Quick to spot sexism, if not outright misogyny, Democratic Rep. Carolyn Maloney of New York insisted that this only goes to show that “men get an inherent annual bonus just for being men.” Wow.

If only it were true. They’d then have more to spend on us! But there’s a problem with Maloney’s avowal: It’s simply not borne out by the study which — oh by the way — was conducted by the General Accounting Office at the request of Maloney and Democratic Rep. John Dingell of Michigan. In fact, according to the Associated Press, “The study could not explain the reasons for the earnings difference.” Commissioned to find discrimination, the best the study could do was find “experts” who, according to the AP, “speculated” that the gap “could be due to discrimination.” Hmmm. They also speculate it could be due to “the decision by some women to forgo career advancement for family-friendly jobs that offer more flexibility and less stress.” It further reports that women frequently trade higher earnings for flexibility or time with their children or other pursuits. This is more in keeping with the Independent Women’s Forum findings in a study entitled “Women’s Figures: The Economic Progress of Women in America.” Here we raised the issue of women’s life choices as a factor in what they earn, daring to suggest that choices, rather than sexism, accounted for much of the “wage gap.” When we compared apples with apples — childless men and women between 23 and 27 — the wage gap disappeared.
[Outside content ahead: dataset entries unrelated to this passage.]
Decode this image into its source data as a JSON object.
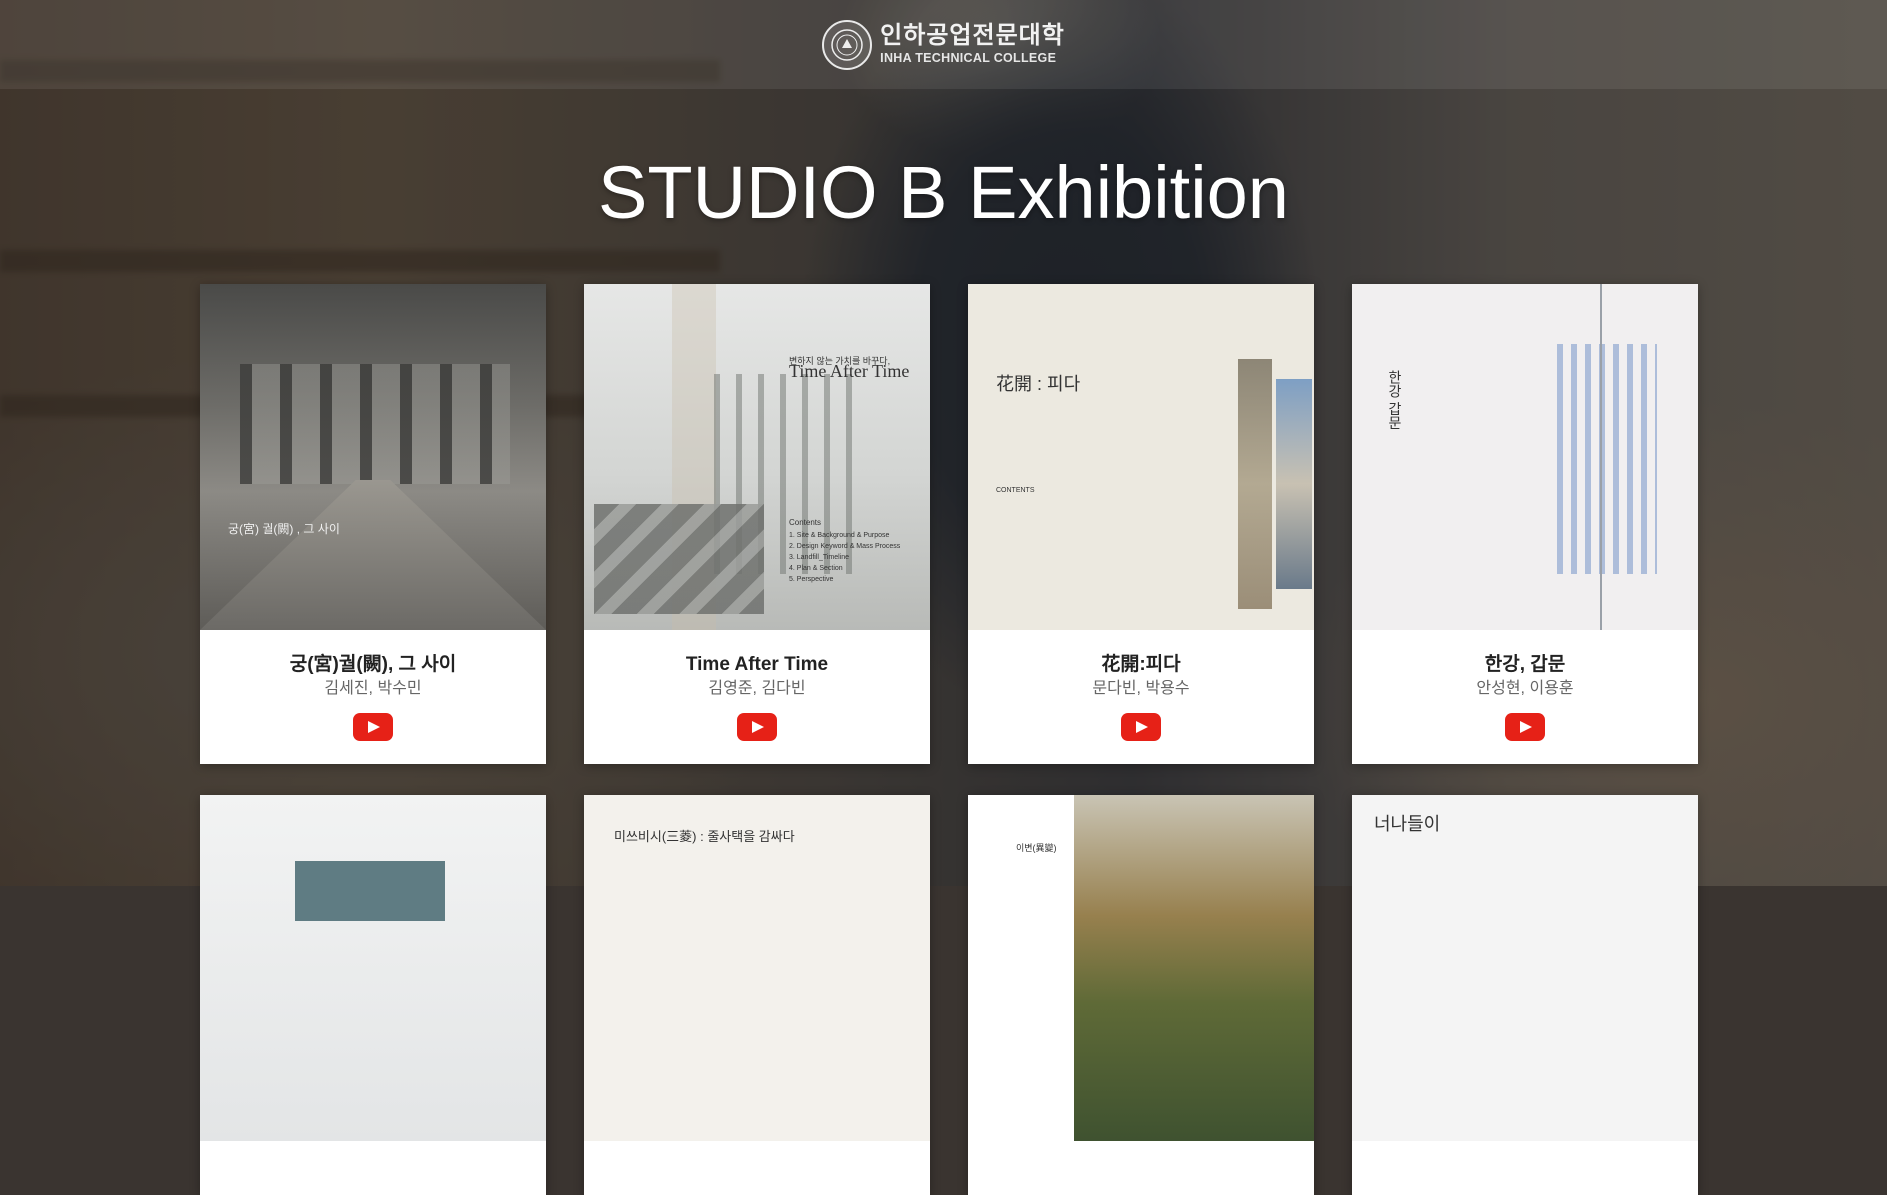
{
  "header": {
    "logo_korean": "인하공업전문대학",
    "logo_english": "INHA TECHNICAL COLLEGE"
  },
  "page": {
    "title": "STUDIO B Exhibition"
  },
  "cards": [
    {
      "title": "궁(宮)궐(闕), 그 사이",
      "authors": "김세진, 박수민",
      "thumb_text": [
        "궁(宮) 궐(闕) , 그 사이"
      ]
    },
    {
      "title": "Time After Time",
      "authors": "김영준, 김다빈",
      "thumb_text": [
        "변하지 않는 가치를 바꾸다,",
        "Time After Time",
        "Contents",
        "1. Site & Background & Purpose",
        "2. Design Keyword & Mass Process",
        "3. Landfill_Timeline",
        "4. Plan & Section",
        "5. Perspective"
      ]
    },
    {
      "title": "花開:피다",
      "authors": "문다빈, 박용수",
      "thumb_text": [
        "花開 : 피다",
        "CONTENTS"
      ]
    },
    {
      "title": "한강, 갑문",
      "authors": "안성현, 이용훈",
      "thumb_text": [
        "한강 갑문"
      ]
    },
    {
      "title": "",
      "authors": "",
      "thumb_text": []
    },
    {
      "title": "",
      "authors": "",
      "thumb_text": [
        "미쓰비시(三菱) : 줄사택을 감싸다"
      ]
    },
    {
      "title": "",
      "authors": "",
      "thumb_text": [
        "이변(異變)"
      ]
    },
    {
      "title": "",
      "authors": "",
      "thumb_text": [
        "너나들이"
      ]
    }
  ],
  "icons": {
    "play": "youtube-play-icon",
    "seal": "college-seal-icon"
  },
  "colors": {
    "youtube_red": "#e62117",
    "card_bg": "#ffffff",
    "title_text": "#ffffff"
  }
}
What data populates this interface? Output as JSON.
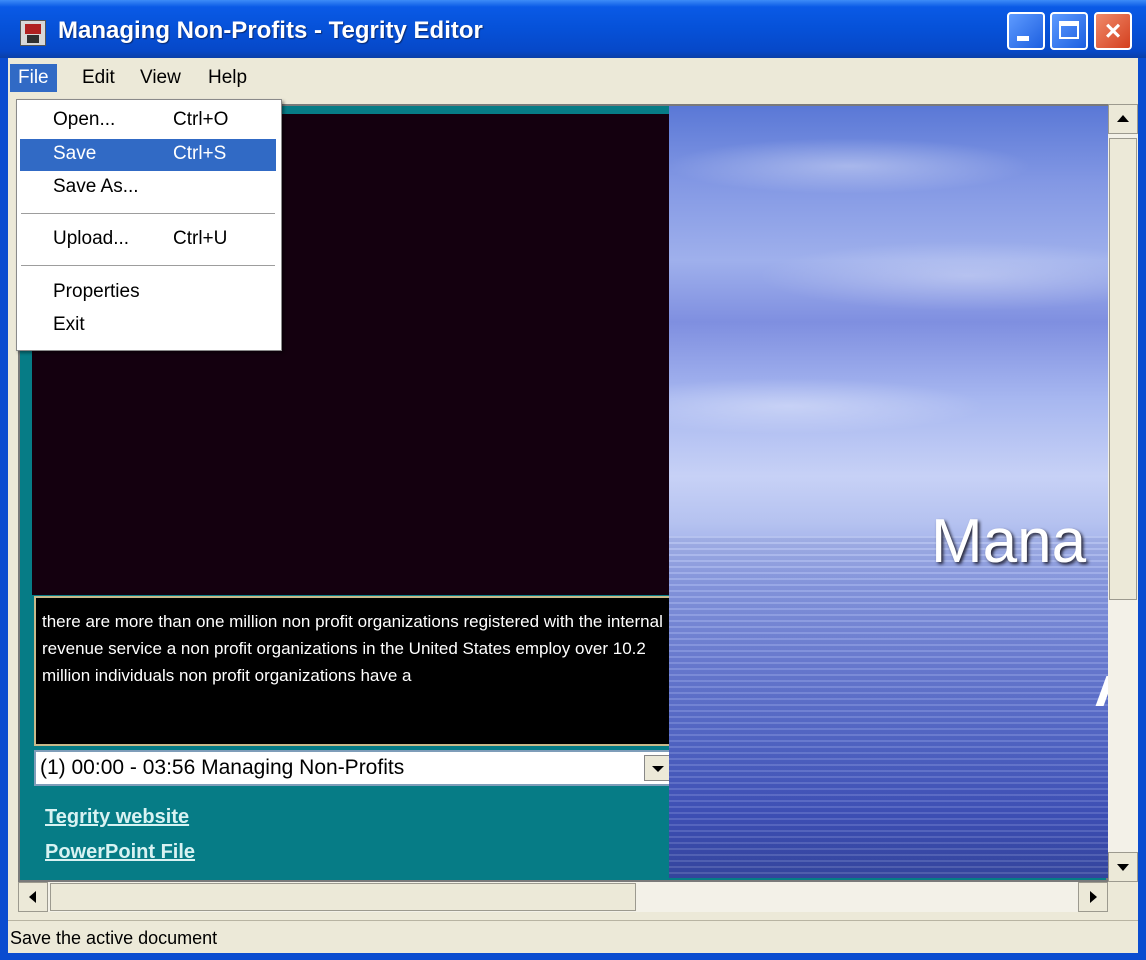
{
  "window": {
    "title": "Managing Non-Profits - Tegrity Editor"
  },
  "menubar": {
    "file": "File",
    "edit": "Edit",
    "view": "View",
    "help": "Help"
  },
  "file_menu": {
    "items": [
      {
        "label": "Open...",
        "shortcut": "Ctrl+O"
      },
      {
        "label": "Save",
        "shortcut": "Ctrl+S",
        "highlighted": true
      },
      {
        "label": "Save As...",
        "shortcut": ""
      },
      {
        "label": "Upload...",
        "shortcut": "Ctrl+U"
      },
      {
        "label": "Properties",
        "shortcut": ""
      },
      {
        "label": "Exit",
        "shortcut": ""
      }
    ]
  },
  "caption": {
    "text": "there are more than one million non profit organizations registered with the internal revenue service a non profit organizations in the United States employ over 10.2 million individuals non profit organizations have a"
  },
  "chapter_select": {
    "value": "(1) 00:00 - 03:56 Managing Non-Profits"
  },
  "links": {
    "website": "Tegrity website",
    "powerpoint": "PowerPoint File"
  },
  "slide": {
    "title_fragment": "Mana"
  },
  "statusbar": {
    "text": "Save the active document"
  },
  "colors": {
    "titlebar": "#0651d8",
    "menu_highlight": "#316ac5",
    "panel": "#067c86",
    "chrome": "#ece9d8"
  }
}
The very study requested by Maloney and Dingell finds similar choice-based wage disparities. For example, almost nine out of 10 men are employed full time compared with only one in three women. And how ’bout the marriage gap? The study finds that married men earn about 8.3 percent more than men whove never been married. Why does Maloney, who has no problem pulling a sex-discrimination rabbit out of the hat of “expert speculation” not find this marriage gap evidence of discrimination based on marital status? Is there not an “inherent annual bonus” just for being married?

At IWF, we continue to find that women are more in control of our own fates than Ms. Maloney would like to concede. Preferring “speculation by experts” over the actual facts in the study, Maloney and Dingell want to establish a research center at some public university to study the alleged wage gap. As the Associated Press put it, such a center would “study potential solutions and publish information for employers and employees.” Solutions to what? The on the job gap? The study found that, on average, men work 2,147 hours a year compared to 1,675 hours for women. Should men be forced to work less? Should women be coerced into working more? We suggest a federally funded institute to study this looming problem.